FOR IMMEDIATE RELEASE
Sept. 27, 2023
Board of Regents announces 2023 fall semester enrollment
(Topeka, Kan.) - Preliminary census day figures released today by the Kansas Board of Regents (KBOR) show an increase in student enrollment across the state’s public higher education system. The public university, community college and technical college sectors all saw growth in headcount and full-time equivalent enrollment. Overall, the system has experienced a 2.0 percent increase in enrollment as of the 20th day fall census compared to the prior year.
“We are encouraged to see enrollment growth across our system this year,” said KBOR President and CEO Blake Flanders. “With initiatives such as increased student financial aid, a common general education package, and growing opportunities for students to participate in applied learning and internships, our system has made important strides to increase affordability, access and success and begin to reverse a long trend of declining enrollment. We look forward to continuing this work and serving Kansas families and businesses.”
Across the six state universities, there was an increase of 1,467 students (1.7 percent), and Washburn University grew by 243 students. Community colleges experienced an increase of 643 students (1.1 percent), while technical colleges saw an increase of 871 students (8.6 percent).
View preliminary fall enrollment summaries in both headcount and full-time equivalent enrollment for each public higher education institution in Kansas here. Enrollment numbers may also be accessed at stats.kansasregents.org through the Fall Census tab.
Full-time equivalency is calculated by dividing the total number of undergraduate credit hours taken in a semester by 15 and graduate credit hours by 12.
For more information, please contact Matt Keith at (785) 430-4237 or
About the Kansas Board of Regents
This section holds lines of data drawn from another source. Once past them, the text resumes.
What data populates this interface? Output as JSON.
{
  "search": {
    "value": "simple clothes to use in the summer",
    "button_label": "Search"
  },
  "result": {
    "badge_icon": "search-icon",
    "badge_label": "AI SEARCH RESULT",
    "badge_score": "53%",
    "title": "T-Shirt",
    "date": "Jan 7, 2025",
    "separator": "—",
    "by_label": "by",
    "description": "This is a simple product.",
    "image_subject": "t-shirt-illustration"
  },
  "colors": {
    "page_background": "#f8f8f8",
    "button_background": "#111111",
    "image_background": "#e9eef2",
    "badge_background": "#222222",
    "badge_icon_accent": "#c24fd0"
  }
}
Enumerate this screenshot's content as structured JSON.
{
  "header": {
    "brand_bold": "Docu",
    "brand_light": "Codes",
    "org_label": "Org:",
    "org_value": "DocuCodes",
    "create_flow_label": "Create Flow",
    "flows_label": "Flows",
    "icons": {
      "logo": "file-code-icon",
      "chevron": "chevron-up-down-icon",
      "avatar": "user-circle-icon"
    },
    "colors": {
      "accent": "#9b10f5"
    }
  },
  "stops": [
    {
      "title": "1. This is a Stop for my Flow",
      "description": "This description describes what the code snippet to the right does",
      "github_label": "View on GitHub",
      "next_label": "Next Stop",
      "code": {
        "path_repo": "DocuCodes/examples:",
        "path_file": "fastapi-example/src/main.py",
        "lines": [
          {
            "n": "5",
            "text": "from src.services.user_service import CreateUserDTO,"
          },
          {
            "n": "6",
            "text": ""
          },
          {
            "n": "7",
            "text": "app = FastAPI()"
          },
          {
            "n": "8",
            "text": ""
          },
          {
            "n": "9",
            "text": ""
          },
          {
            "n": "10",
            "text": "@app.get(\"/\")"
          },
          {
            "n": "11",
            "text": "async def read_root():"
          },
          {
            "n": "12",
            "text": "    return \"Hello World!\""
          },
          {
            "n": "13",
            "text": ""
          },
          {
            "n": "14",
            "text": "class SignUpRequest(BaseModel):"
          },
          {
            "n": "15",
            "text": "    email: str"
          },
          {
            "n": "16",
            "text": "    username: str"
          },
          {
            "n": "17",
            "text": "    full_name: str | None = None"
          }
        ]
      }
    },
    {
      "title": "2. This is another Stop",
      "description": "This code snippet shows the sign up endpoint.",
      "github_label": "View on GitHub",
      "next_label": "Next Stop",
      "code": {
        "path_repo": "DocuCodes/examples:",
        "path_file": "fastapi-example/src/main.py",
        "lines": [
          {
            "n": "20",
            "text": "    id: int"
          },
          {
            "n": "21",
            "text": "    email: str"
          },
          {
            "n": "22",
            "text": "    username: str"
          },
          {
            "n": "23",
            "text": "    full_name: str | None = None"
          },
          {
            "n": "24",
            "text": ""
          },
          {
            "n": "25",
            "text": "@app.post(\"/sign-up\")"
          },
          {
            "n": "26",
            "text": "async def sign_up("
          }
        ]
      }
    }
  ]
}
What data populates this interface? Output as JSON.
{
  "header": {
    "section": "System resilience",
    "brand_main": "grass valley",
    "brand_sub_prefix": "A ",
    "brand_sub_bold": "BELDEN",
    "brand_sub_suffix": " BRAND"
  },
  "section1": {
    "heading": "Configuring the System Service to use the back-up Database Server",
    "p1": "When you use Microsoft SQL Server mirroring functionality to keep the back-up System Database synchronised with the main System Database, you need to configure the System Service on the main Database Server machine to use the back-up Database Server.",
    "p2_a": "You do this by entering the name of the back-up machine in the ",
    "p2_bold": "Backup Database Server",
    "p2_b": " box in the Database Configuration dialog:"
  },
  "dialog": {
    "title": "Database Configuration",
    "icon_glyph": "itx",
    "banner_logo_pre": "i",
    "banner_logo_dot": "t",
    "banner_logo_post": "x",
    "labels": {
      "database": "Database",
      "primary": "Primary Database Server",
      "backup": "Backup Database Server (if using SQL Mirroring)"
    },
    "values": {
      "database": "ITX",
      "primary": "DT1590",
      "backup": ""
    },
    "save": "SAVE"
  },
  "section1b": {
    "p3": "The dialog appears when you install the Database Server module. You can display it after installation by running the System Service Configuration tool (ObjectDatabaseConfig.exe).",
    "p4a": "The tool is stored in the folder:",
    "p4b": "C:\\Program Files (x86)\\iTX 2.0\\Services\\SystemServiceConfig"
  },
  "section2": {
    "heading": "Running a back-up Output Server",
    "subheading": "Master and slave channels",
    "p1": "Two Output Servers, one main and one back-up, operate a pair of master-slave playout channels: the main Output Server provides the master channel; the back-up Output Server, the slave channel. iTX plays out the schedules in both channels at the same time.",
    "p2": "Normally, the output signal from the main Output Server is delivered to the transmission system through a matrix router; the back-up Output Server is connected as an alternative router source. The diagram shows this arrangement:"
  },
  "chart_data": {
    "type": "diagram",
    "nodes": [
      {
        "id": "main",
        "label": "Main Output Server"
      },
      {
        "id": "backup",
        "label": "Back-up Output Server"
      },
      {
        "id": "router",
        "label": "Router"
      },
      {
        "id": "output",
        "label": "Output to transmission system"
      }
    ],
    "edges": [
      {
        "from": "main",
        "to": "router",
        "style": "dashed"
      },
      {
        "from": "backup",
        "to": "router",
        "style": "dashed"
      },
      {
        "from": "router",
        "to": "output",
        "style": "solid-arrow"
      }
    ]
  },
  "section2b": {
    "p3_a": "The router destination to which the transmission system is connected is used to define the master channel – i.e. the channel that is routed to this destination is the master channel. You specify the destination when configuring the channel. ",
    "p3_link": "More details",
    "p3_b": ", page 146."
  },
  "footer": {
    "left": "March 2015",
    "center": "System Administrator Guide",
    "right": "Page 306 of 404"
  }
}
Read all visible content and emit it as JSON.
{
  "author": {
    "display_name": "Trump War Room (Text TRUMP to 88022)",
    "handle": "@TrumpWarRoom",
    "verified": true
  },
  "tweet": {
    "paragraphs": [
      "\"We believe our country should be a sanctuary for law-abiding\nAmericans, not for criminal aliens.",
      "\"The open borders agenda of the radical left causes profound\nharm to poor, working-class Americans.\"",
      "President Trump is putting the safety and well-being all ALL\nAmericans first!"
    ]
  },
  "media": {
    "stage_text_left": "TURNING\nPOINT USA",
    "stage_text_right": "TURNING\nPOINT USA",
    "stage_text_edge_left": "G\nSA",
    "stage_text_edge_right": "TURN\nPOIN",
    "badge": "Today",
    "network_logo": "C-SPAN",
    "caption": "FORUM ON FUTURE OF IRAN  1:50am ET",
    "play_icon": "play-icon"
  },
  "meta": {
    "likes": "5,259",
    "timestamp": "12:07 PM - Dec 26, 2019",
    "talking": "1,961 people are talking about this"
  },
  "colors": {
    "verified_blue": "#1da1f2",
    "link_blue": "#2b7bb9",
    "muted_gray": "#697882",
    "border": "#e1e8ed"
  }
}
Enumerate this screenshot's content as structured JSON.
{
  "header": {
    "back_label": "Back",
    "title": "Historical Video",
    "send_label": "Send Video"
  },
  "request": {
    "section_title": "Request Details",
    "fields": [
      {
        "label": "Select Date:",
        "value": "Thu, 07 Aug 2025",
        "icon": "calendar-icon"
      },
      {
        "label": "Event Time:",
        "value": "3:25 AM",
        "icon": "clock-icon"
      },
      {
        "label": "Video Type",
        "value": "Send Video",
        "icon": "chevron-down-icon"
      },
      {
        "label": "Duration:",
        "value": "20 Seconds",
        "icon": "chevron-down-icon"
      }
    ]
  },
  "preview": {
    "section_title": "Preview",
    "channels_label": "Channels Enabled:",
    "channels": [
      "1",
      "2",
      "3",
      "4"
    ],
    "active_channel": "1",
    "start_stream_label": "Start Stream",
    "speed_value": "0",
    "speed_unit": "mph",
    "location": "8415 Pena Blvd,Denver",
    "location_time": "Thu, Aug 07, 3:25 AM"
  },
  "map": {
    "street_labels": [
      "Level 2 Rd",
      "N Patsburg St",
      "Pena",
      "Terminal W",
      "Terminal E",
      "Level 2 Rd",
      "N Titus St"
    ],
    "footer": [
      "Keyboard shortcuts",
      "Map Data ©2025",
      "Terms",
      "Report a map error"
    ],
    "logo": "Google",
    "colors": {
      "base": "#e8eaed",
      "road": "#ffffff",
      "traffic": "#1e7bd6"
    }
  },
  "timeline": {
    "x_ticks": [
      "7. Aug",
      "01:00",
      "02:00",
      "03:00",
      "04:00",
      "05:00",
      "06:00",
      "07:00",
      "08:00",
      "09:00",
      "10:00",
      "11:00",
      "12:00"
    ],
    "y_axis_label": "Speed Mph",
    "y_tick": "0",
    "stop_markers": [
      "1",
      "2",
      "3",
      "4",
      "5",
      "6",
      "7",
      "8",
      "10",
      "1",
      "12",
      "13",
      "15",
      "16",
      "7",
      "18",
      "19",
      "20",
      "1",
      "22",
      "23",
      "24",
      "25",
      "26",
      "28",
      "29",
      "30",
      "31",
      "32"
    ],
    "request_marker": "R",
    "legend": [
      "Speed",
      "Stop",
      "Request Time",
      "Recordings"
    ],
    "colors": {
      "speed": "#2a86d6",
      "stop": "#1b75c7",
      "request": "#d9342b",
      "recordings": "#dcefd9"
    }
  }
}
The nine-member Kansas Board of Regents is the governing board of the state’s six universities and the statewide coordinating board for the state’s 32 public higher education institutions (six state universities, one municipal university, nineteen community colleges, and six technical colleges). In addition, the Board administers the state’s student financial aid, adult education, high school equivalency, and career and technical education programs. Private proprietary schools and out-of-state institutions are authorized by the Kansas Board of Regents to operate in Kansas.